(Extracted data entries)
════════════════════

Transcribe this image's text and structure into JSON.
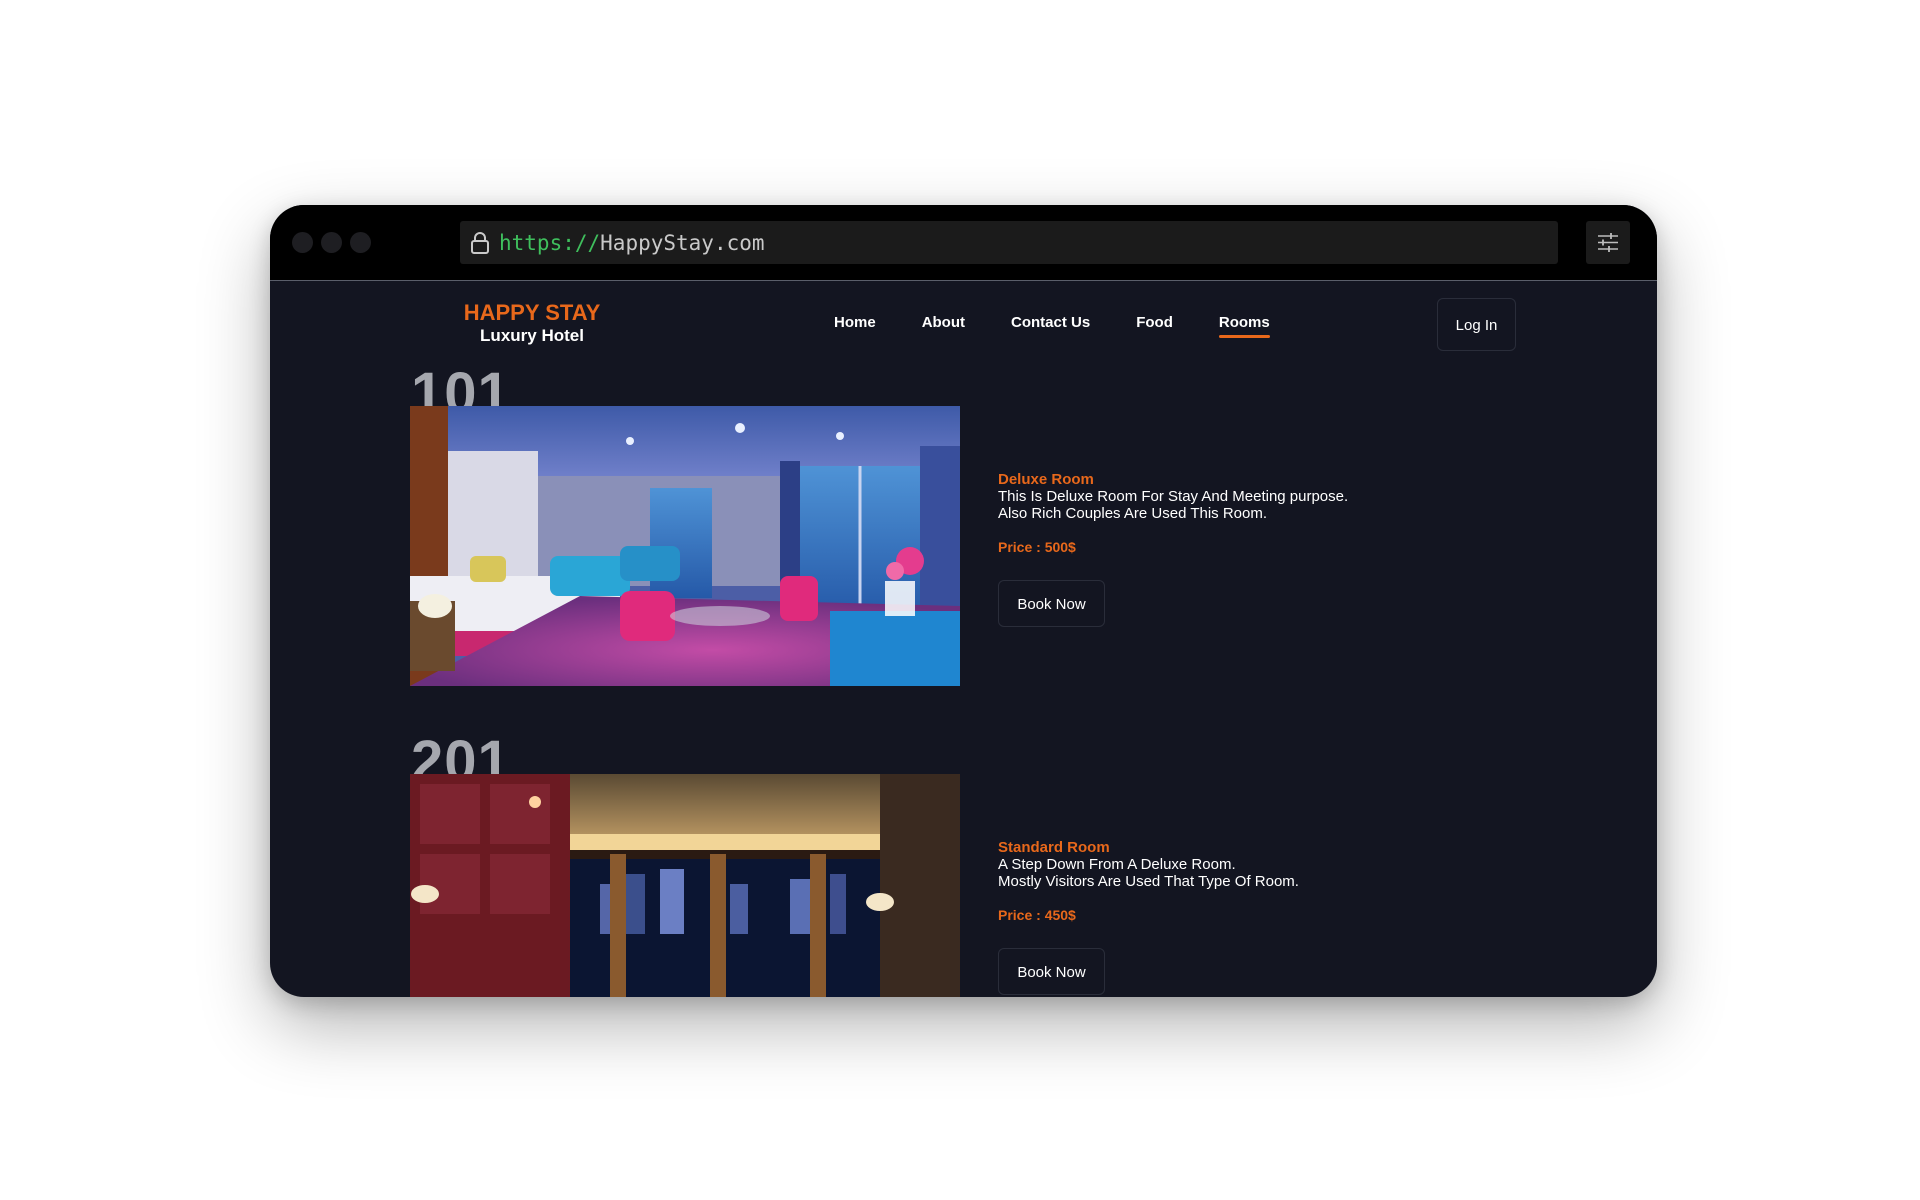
{
  "browser": {
    "url_scheme": "https://",
    "url_host": "HappyStay.com"
  },
  "brand": {
    "name": "HAPPY STAY",
    "tagline": "Luxury Hotel"
  },
  "nav": {
    "items": [
      {
        "label": "Home"
      },
      {
        "label": "About"
      },
      {
        "label": "Contact Us"
      },
      {
        "label": "Food"
      },
      {
        "label": "Rooms",
        "active": true
      }
    ],
    "login_label": "Log In"
  },
  "rooms": [
    {
      "number": "101",
      "title": "Deluxe Room",
      "desc_line1": "This Is Deluxe Room For Stay And Meeting purpose.",
      "desc_line2": "Also Rich Couples Are Used This Room.",
      "price": "Price : 500$",
      "book_label": "Book Now"
    },
    {
      "number": "201",
      "title": "Standard Room",
      "desc_line1": "A Step Down From A Deluxe Room.",
      "desc_line2": "Mostly Visitors Are Used That Type Of Room.",
      "price": "Price : 450$",
      "book_label": "Book Now"
    }
  ],
  "colors": {
    "accent": "#e8681b",
    "page_bg": "#131521",
    "titlebar_bg": "#000000",
    "url_scheme": "#3fbf5d"
  }
}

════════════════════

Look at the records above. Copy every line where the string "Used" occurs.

Answer box -
      "desc_line2": "Also Rich Couples Are Used This Room.",
      "desc_line2": "Mostly Visitors Are Used That Type Of Room.",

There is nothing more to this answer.